━━━━━ MATERIALS PROVIDED

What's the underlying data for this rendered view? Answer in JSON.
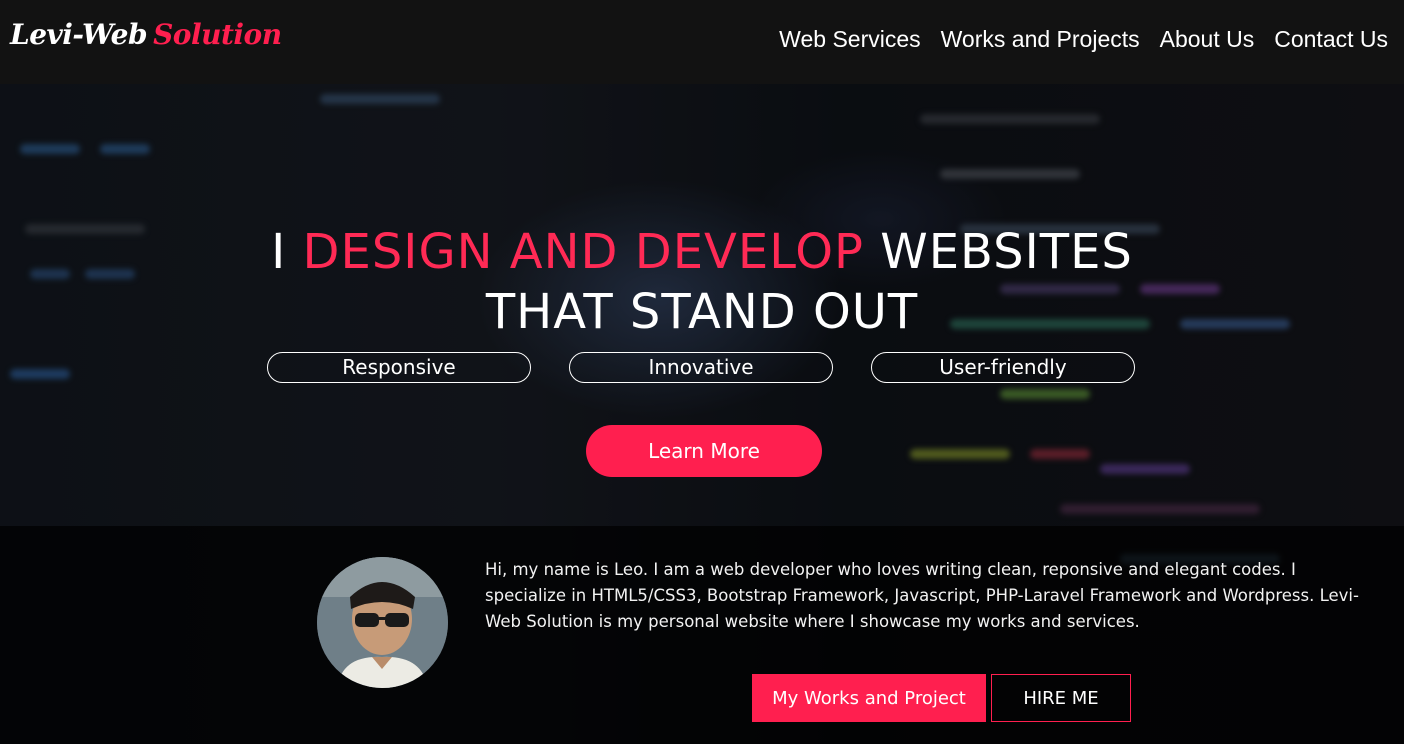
{
  "brand": {
    "part1": "Levi-Web",
    "part2": "Solution"
  },
  "nav": {
    "items": [
      "Web Services",
      "Works and Projects",
      "About Us",
      "Contact Us"
    ]
  },
  "hero": {
    "headline_prefix": "I",
    "headline_accent": "DESIGN AND DEVELOP",
    "headline_suffix": "WEBSITES",
    "headline_line2": "THAT STAND OUT",
    "pills": [
      "Responsive",
      "Innovative",
      "User-friendly"
    ],
    "cta_label": "Learn More"
  },
  "about": {
    "text": "Hi, my name is Leo. I am a web developer who loves writing clean, reponsive and elegant codes. I specialize in HTML5/CSS3, Bootstrap Framework, Javascript, PHP-Laravel Framework and Wordpress. Levi-Web Solution is my personal website where I showcase my works and services.",
    "works_button": "My Works and Project",
    "hire_button": "HIRE ME"
  },
  "colors": {
    "accent": "#ff1f4f",
    "header_bg": "#121212"
  }
}
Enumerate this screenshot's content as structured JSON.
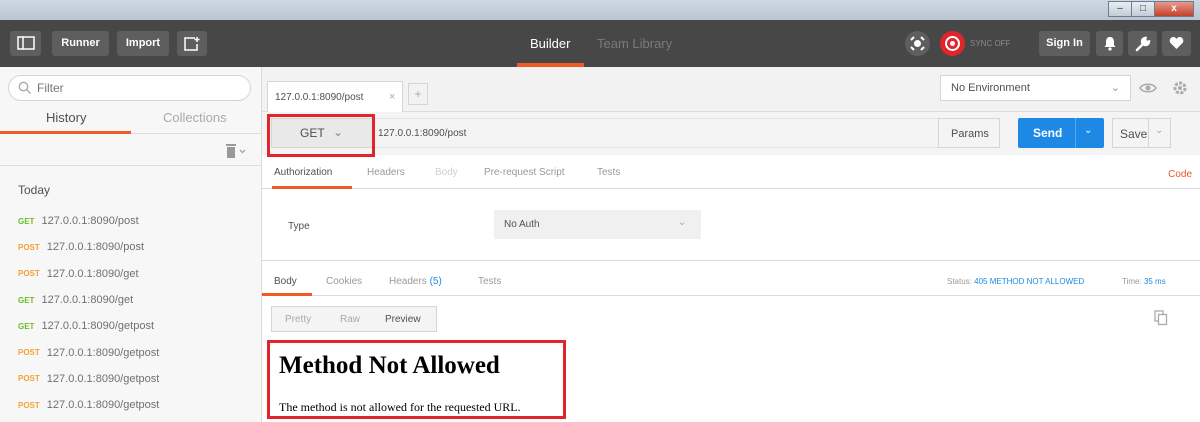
{
  "window": {
    "minimize_label": "–",
    "maximize_label": "□",
    "close_label": "x"
  },
  "appbar": {
    "runner_label": "Runner",
    "import_label": "Import",
    "tabs": [
      {
        "label": "Builder",
        "active": true
      },
      {
        "label": "Team Library",
        "active": false
      }
    ],
    "sync_status": "SYNC OFF",
    "signin_label": "Sign In",
    "accent_color": "#ef5b25"
  },
  "sidebar": {
    "filter_placeholder": "Filter",
    "tabs": [
      {
        "label": "History",
        "active": true
      },
      {
        "label": "Collections",
        "active": false
      }
    ],
    "group_label": "Today",
    "history": [
      {
        "method": "GET",
        "url": "127.0.0.1:8090/post"
      },
      {
        "method": "POST",
        "url": "127.0.0.1:8090/post"
      },
      {
        "method": "POST",
        "url": "127.0.0.1:8090/get"
      },
      {
        "method": "GET",
        "url": "127.0.0.1:8090/get"
      },
      {
        "method": "GET",
        "url": "127.0.0.1:8090/getpost"
      },
      {
        "method": "POST",
        "url": "127.0.0.1:8090/getpost"
      },
      {
        "method": "POST",
        "url": "127.0.0.1:8090/getpost"
      },
      {
        "method": "POST",
        "url": "127.0.0.1:8090/getpost"
      }
    ]
  },
  "request": {
    "tab_title": "127.0.0.1:8090/post",
    "tab_close": "×",
    "tab_add": "+",
    "environment": "No Environment",
    "method": "GET",
    "url": "127.0.0.1:8090/post",
    "params_label": "Params",
    "send_label": "Send",
    "save_label": "Save",
    "subtabs": [
      {
        "label": "Authorization",
        "state": "active"
      },
      {
        "label": "Headers",
        "state": "normal"
      },
      {
        "label": "Body",
        "state": "disabled"
      },
      {
        "label": "Pre-request Script",
        "state": "normal"
      },
      {
        "label": "Tests",
        "state": "normal"
      }
    ],
    "code_label": "Code",
    "auth": {
      "type_label": "Type",
      "type_value": "No Auth"
    }
  },
  "response": {
    "tabs": [
      {
        "label": "Body",
        "active": true
      },
      {
        "label": "Cookies",
        "active": false
      },
      {
        "label": "Headers",
        "active": false,
        "count": "(5)"
      },
      {
        "label": "Tests",
        "active": false
      }
    ],
    "status_label": "Status:",
    "status_value": "405 METHOD NOT ALLOWED",
    "time_label": "Time:",
    "time_value": "35 ms",
    "views": [
      {
        "label": "Pretty",
        "active": false
      },
      {
        "label": "Raw",
        "active": false
      },
      {
        "label": "Preview",
        "active": true
      }
    ],
    "preview_heading": "Method Not Allowed",
    "preview_text": "The method is not allowed for the requested URL."
  }
}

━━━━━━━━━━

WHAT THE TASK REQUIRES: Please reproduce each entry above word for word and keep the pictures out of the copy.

RESPONSE TO THE TASK:
What's the underlying data for this rendered view? Answer in JSON.
{
  "brand": {
    "part1": "Levi-Web",
    "part2": "Solution"
  },
  "nav": {
    "items": [
      "Web Services",
      "Works and Projects",
      "About Us",
      "Contact Us"
    ]
  },
  "hero": {
    "headline_prefix": "I",
    "headline_accent": "DESIGN AND DEVELOP",
    "headline_suffix": "WEBSITES",
    "headline_line2": "THAT STAND OUT",
    "pills": [
      "Responsive",
      "Innovative",
      "User-friendly"
    ],
    "cta_label": "Learn More"
  },
  "about": {
    "text": "Hi, my name is Leo. I am a web developer who loves writing clean, reponsive and elegant codes. I specialize in HTML5/CSS3, Bootstrap Framework, Javascript, PHP-Laravel Framework and Wordpress. Levi-Web Solution is my personal website where I showcase my works and services.",
    "works_button": "My Works and Project",
    "hire_button": "HIRE ME"
  },
  "colors": {
    "accent": "#ff1f4f",
    "header_bg": "#121212"
  }
}
Enumerate this screenshot's content as structured JSON.
{
  "window": {
    "minimize_label": "–",
    "maximize_label": "□",
    "close_label": "x"
  },
  "appbar": {
    "runner_label": "Runner",
    "import_label": "Import",
    "tabs": [
      {
        "label": "Builder",
        "active": true
      },
      {
        "label": "Team Library",
        "active": false
      }
    ],
    "sync_status": "SYNC OFF",
    "signin_label": "Sign In",
    "accent_color": "#ef5b25"
  },
  "sidebar": {
    "filter_placeholder": "Filter",
    "tabs": [
      {
        "label": "History",
        "active": true
      },
      {
        "label": "Collections",
        "active": false
      }
    ],
    "group_label": "Today",
    "history": [
      {
        "method": "GET",
        "url": "127.0.0.1:8090/post"
      },
      {
        "method": "POST",
        "url": "127.0.0.1:8090/post"
      },
      {
        "method": "POST",
        "url": "127.0.0.1:8090/get"
      },
      {
        "method": "GET",
        "url": "127.0.0.1:8090/get"
      },
      {
        "method": "GET",
        "url": "127.0.0.1:8090/getpost"
      },
      {
        "method": "POST",
        "url": "127.0.0.1:8090/getpost"
      },
      {
        "method": "POST",
        "url": "127.0.0.1:8090/getpost"
      },
      {
        "method": "POST",
        "url": "127.0.0.1:8090/getpost"
      }
    ]
  },
  "request": {
    "tab_title": "127.0.0.1:8090/post",
    "tab_close": "×",
    "tab_add": "+",
    "environment": "No Environment",
    "method": "GET",
    "url": "127.0.0.1:8090/post",
    "params_label": "Params",
    "send_label": "Send",
    "save_label": "Save",
    "subtabs": [
      {
        "label": "Authorization",
        "state": "active"
      },
      {
        "label": "Headers",
        "state": "normal"
      },
      {
        "label": "Body",
        "state": "disabled"
      },
      {
        "label": "Pre-request Script",
        "state": "normal"
      },
      {
        "label": "Tests",
        "state": "normal"
      }
    ],
    "code_label": "Code",
    "auth": {
      "type_label": "Type",
      "type_value": "No Auth"
    }
  },
  "response": {
    "tabs": [
      {
        "label": "Body",
        "active": true
      },
      {
        "label": "Cookies",
        "active": false
      },
      {
        "label": "Headers",
        "active": false,
        "count": "(5)"
      },
      {
        "label": "Tests",
        "active": false
      }
    ],
    "status_label": "Status:",
    "status_value": "405 METHOD NOT ALLOWED",
    "time_label": "Time:",
    "time_value": "35 ms",
    "views": [
      {
        "label": "Pretty",
        "active": false
      },
      {
        "label": "Raw",
        "active": false
      },
      {
        "label": "Preview",
        "active": true
      }
    ],
    "preview_heading": "Method Not Allowed",
    "preview_text": "The method is not allowed for the requested URL."
  }
}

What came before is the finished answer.